In a 5-4 ruling, the Supreme Court today said the White House was arbitrary and capricious in trying to end the Deferred Action for Childhood Arrivals (DACA) program. The ruling protects about 700,000 DACA recipients from deportation, and allows them to keep working and going to school in the U.S.
KCRW talks about what this ruling means for the people directly affected by it. Mariana Magaña and Dellara Gorjian are both DACA recipients from the LA area who were in the Supreme Court chambers for oral arguments in November.
Magaña shares her reaction: “It was a feeling of relief. It's been a weight that I've been carrying on my shoulders since we were in the chambers back in November.”
She points out that it’s a temporary protection. “We already saw how easily it can be yanked away. And so it reminds me that we need to continue fighting for the rest of the 11 million.” (There are currently 11 millio undocumented people in the U.S. who do not have protection and could be deported.)
Gorjian had two reactions to the news. “I was elated. This was definitely the victory that we needed, especially in this time in the country. It's just such a huge win for the movement,” she says. “However, my second reaction was that this should only provide additional momentum for us to keep fighting for comprehensive immigration reform.”
What might the future hold? Gorjian says, “It [the SCOTUS decision] does provide a blueprint for the executive branch to rescind DACA again, but just in a more strategic way. And we have to brace ourselves for that outcome. And for that reason, I think that sometimes taking a win like this might cause us to take our foot off of the gas pedal. But I actually think it's most important right now to push it as hard as we can.”
She continues, “If we can get the country to get behind the message that those who are in the country, and have been in the country for most of their lives, and are trying to make the country a better place to be in — deserve to be here.

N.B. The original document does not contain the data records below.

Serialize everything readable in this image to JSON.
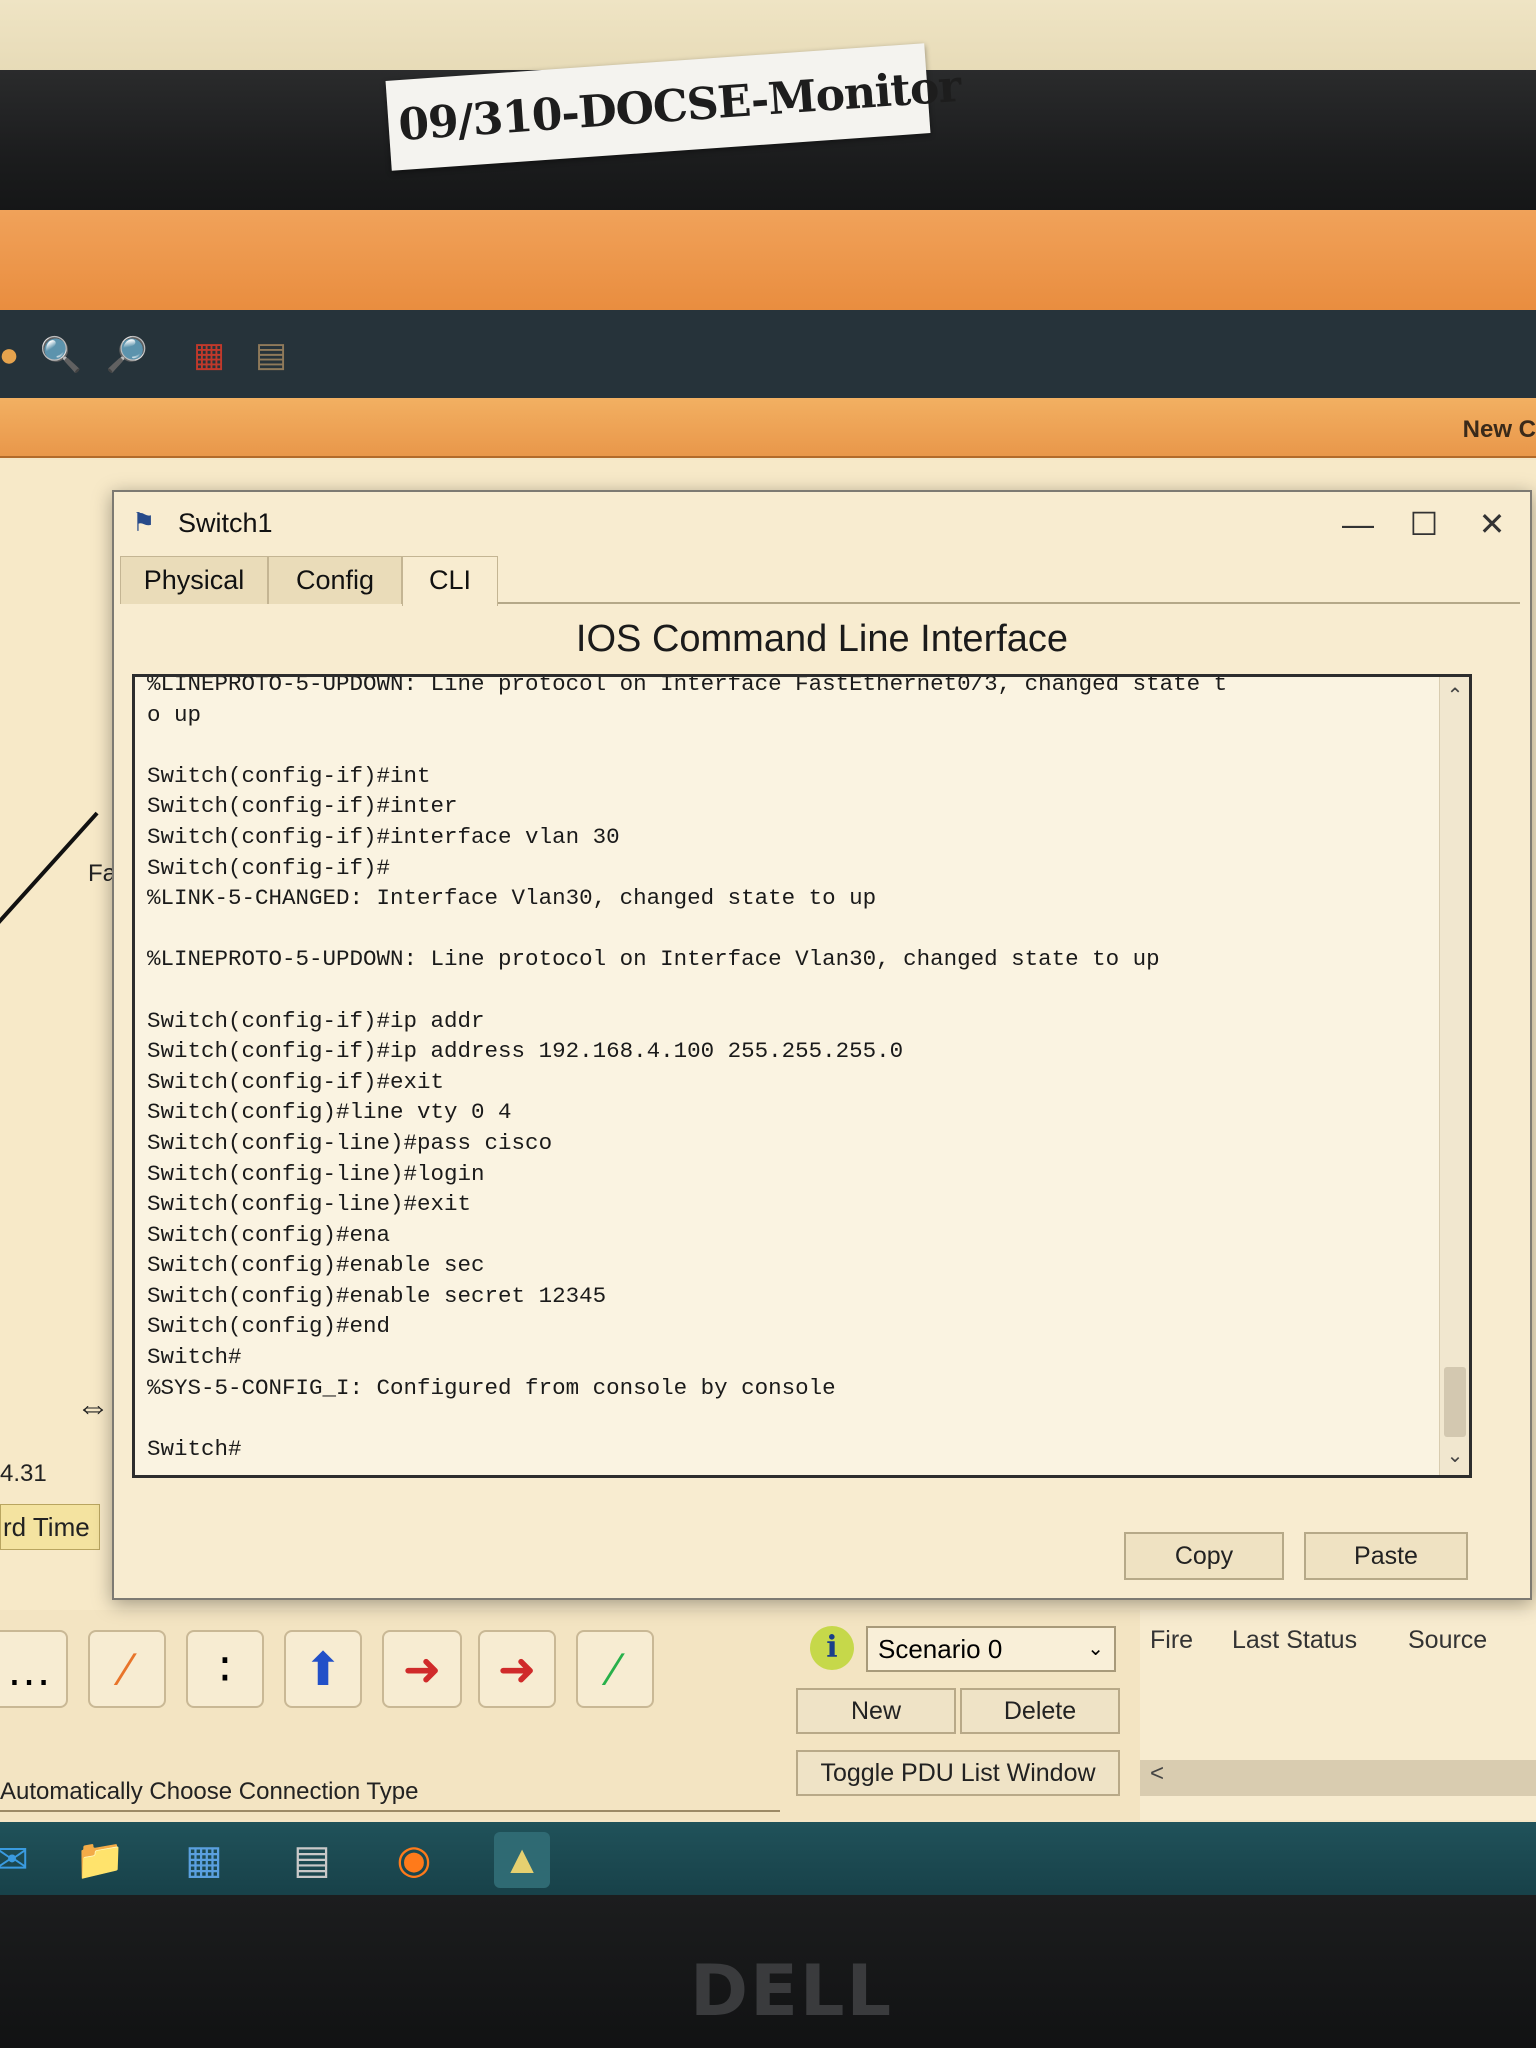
{
  "monitor": {
    "asset_label": "09/310-DOCSE-Monitor",
    "brand": "DELL"
  },
  "app": {
    "toolbar_icons": [
      "zoom-in-icon",
      "zoom-out-icon",
      "palette-icon",
      "custom-device-icon"
    ],
    "cluster_label": "New C"
  },
  "workspace": {
    "interface_label": "Fa",
    "ip_fragment": "4.31",
    "realtime_label": "rd Time"
  },
  "dialog": {
    "title": "Switch1",
    "tabs": [
      {
        "label": "Physical",
        "active": false
      },
      {
        "label": "Config",
        "active": false
      },
      {
        "label": "CLI",
        "active": true
      }
    ],
    "heading": "IOS Command Line Interface",
    "terminal_lines": [
      "%LINEPROTO-5-UPDOWN: Line protocol on Interface FastEthernet0/3, changed state t",
      "o up",
      "",
      "Switch(config-if)#int",
      "Switch(config-if)#inter",
      "Switch(config-if)#interface vlan 30",
      "Switch(config-if)#",
      "%LINK-5-CHANGED: Interface Vlan30, changed state to up",
      "",
      "%LINEPROTO-5-UPDOWN: Line protocol on Interface Vlan30, changed state to up",
      "",
      "Switch(config-if)#ip addr",
      "Switch(config-if)#ip address 192.168.4.100 255.255.255.0",
      "Switch(config-if)#exit",
      "Switch(config)#line vty 0 4",
      "Switch(config-line)#pass cisco",
      "Switch(config-line)#login",
      "Switch(config-line)#exit",
      "Switch(config)#ena",
      "Switch(config)#enable sec",
      "Switch(config)#enable secret 12345",
      "Switch(config)#end",
      "Switch#",
      "%SYS-5-CONFIG_I: Configured from console by console",
      "",
      "Switch#"
    ],
    "copy_label": "Copy",
    "paste_label": "Paste"
  },
  "bottom": {
    "connection_type_label": "Automatically Choose Connection Type",
    "scenario_value": "Scenario 0",
    "new_label": "New",
    "delete_label": "Delete",
    "toggle_pdu_label": "Toggle PDU List Window",
    "pdu_columns": [
      "Fire",
      "Last Status",
      "Source"
    ]
  },
  "taskbar": {
    "icons": [
      "mail-icon",
      "file-explorer-icon",
      "store-icon",
      "calculator-icon",
      "firefox-icon",
      "packet-tracer-icon"
    ]
  }
}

Not just something that can be renewed every two years, but permanently. There should be a pathway to citizenship.”